The United States Green Building Council (USGBC) has established a standard for indoor residential VOC levels. The spec is available here:https://www.usgbc.org/credits/new-co...retail-new-c-8

Total VOC Levels (TVOC) for residences should be below 500 ng/liter.That means if you collect a liter of indoor air and separate and weigh all the VOCs in the sample the total weight should be under 500 billionths of a gram. There are a number of labs that offer test kits to the public. I've used these two:

https://homeaircheck.com/products/ Least Expensive.

https://www.fikeanalytical.com/ High Quality, recommended

Both testing labs use a version of Gas Chromatography/Mass Spectrometry called TO-17. All significant VOCs are totaled to determine the TVOC levels. Typically about 50 -400 different VOCs make up the total level. Home Air Check (prism labs) has tabulated a median of about 1200ng/liter for thousands of homes tested. This is about 2.2 times the maximum standard of 500ng/liters.

I find it curious that the major manufacturers of Photocatalytic Oxidizers (PCO) devices (MoleKule, RGF) never report VOC tests in homes. I think I know why. This technology works where different VOCs are limited and are at unusually high concentrations in special chambers. Not the environment we find in our homes. This characteristic has been noted in the scientific literature.

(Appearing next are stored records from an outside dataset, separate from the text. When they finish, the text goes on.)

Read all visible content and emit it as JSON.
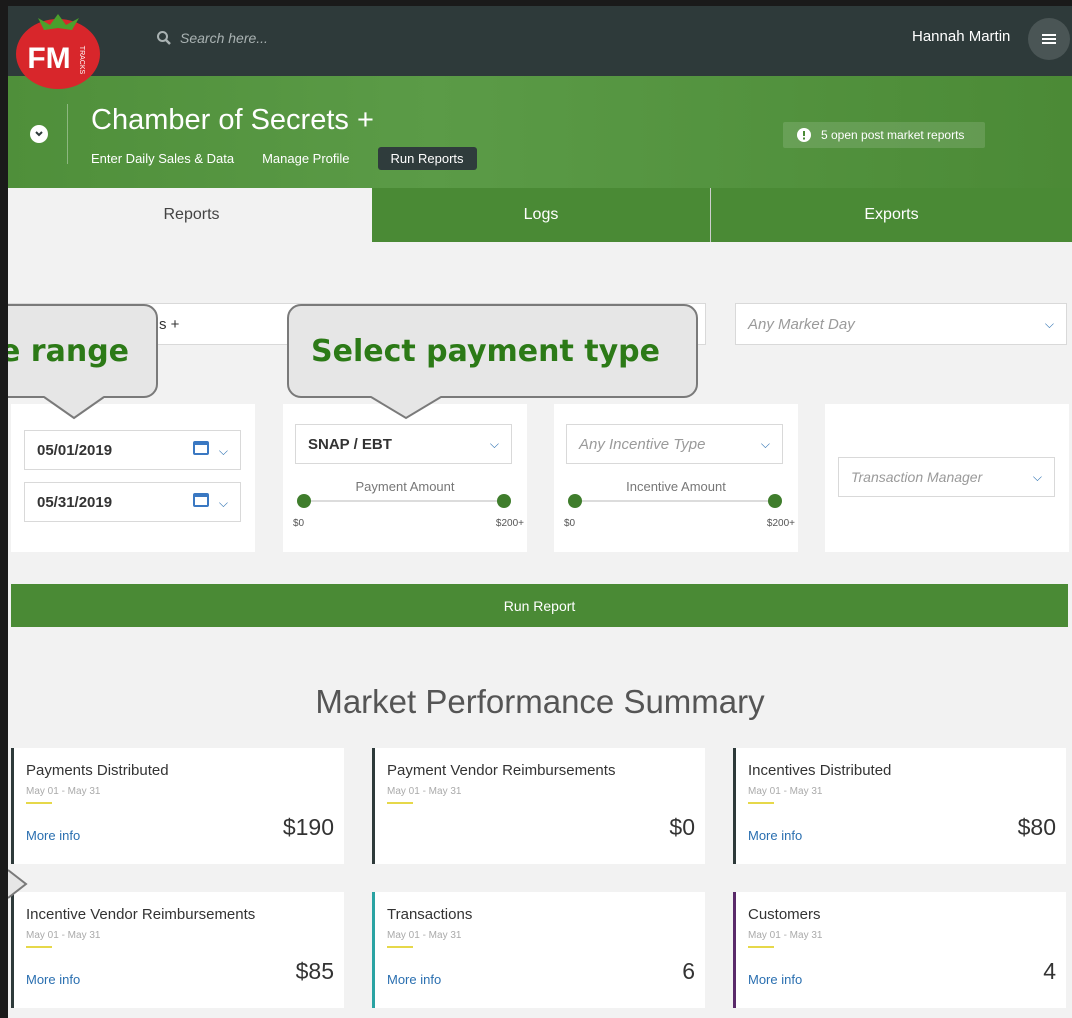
{
  "topbar": {
    "logo_text": "FM",
    "logo_subtext": "TRACKS",
    "search_placeholder": "Search here...",
    "username": "Hannah Martin"
  },
  "header": {
    "market_title": "Chamber of Secrets +",
    "subnav": [
      "Enter Daily Sales & Data",
      "Manage Profile",
      "Run Reports"
    ],
    "open_reports": "5 open post market reports"
  },
  "tabs": [
    {
      "label": "Reports",
      "active": true
    },
    {
      "label": "Logs",
      "active": false
    },
    {
      "label": "Exports",
      "active": false
    }
  ],
  "filters": {
    "market_select_partial": "s +",
    "market_day_placeholder": "Any Market Day",
    "start_date": "05/01/2019",
    "end_date": "05/31/2019",
    "payment_type": "SNAP / EBT",
    "payment_amount_label": "Payment Amount",
    "payment_min": "$0",
    "payment_max": "$200+",
    "incentive_type_placeholder": "Any Incentive Type",
    "incentive_amount_label": "Incentive Amount",
    "incentive_min": "$0",
    "incentive_max": "$200+",
    "transaction_manager_placeholder": "Transaction Manager"
  },
  "run_report_label": "Run Report",
  "summary": {
    "title": "Market Performance Summary",
    "cards": [
      {
        "label": "Payments Distributed",
        "date": "May 01 - May 31",
        "more": "More info",
        "value": "$190",
        "accent": "#2e3a3a"
      },
      {
        "label": "Payment Vendor Reimbursements",
        "date": "May 01 - May 31",
        "more": "",
        "value": "$0",
        "accent": "#2e3a3a"
      },
      {
        "label": "Incentives Distributed",
        "date": "May 01 - May 31",
        "more": "More info",
        "value": "$80",
        "accent": "#2e3a3a"
      },
      {
        "label": "Incentive Vendor Reimbursements",
        "date": "May 01 - May 31",
        "more": "More info",
        "value": "$85",
        "accent": "#2e3a3a"
      },
      {
        "label": "Transactions",
        "date": "May 01 - May 31",
        "more": "More info",
        "value": "6",
        "accent": "#2aa3a3"
      },
      {
        "label": "Customers",
        "date": "May 01 - May 31",
        "more": "More info",
        "value": "4",
        "accent": "#5a2a6a"
      }
    ]
  },
  "callouts": {
    "date_range": "e range",
    "payment_type": "Select payment type"
  },
  "colors": {
    "green": "#4a8a35",
    "dark": "#2e3a3a",
    "callout_text": "#2c7a17",
    "link": "#2a6fb0"
  }
}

Here’s a quote from a recent overview of PCO technology in a scientific journal:https://www.mdpi.com/1420-3049/21/1/56/htm - Highly recommended article!

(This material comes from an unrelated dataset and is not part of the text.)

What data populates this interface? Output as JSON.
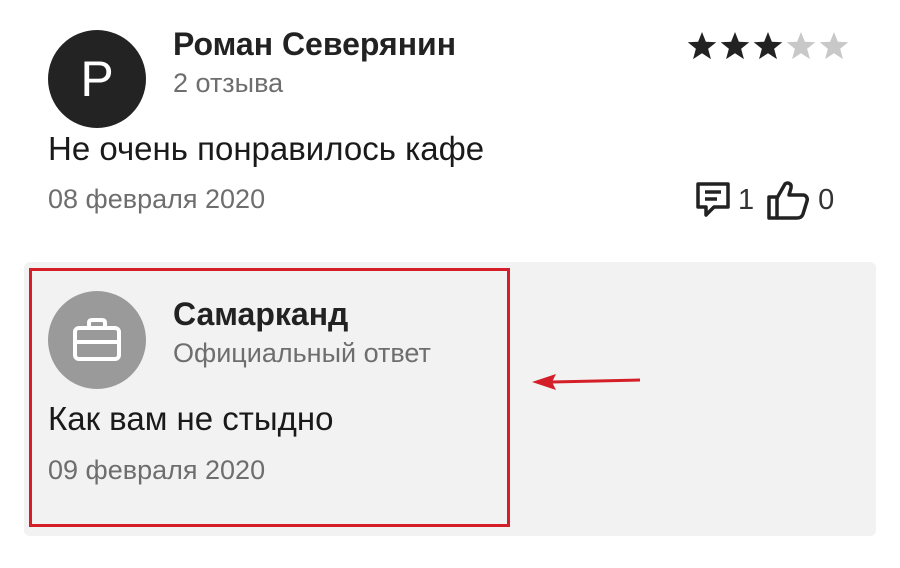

“Currently most studies demonstrate their VOCs removal efficiency in a high concentration level (e.g., ppmv). More on-site demonstrations should be conducted in order to prove the efficiency in removal of indoor VOCs in realistic environments (e.g., residential and work spaces).”

Until this is demonstrated I have doubts about the effectiveness of these devices for VOC reduction in homes. Why else would the companies that do test always resort to very small test chambers with walls of stainless steel using just a few VOC at super high concentration. If these devices really worked the way the consumer want’s, in homes, these companies would test - in homes. Why spend tens of thousands of dollars for contrived setups when simple, cheap testing in real living spaces would resolve all doubt.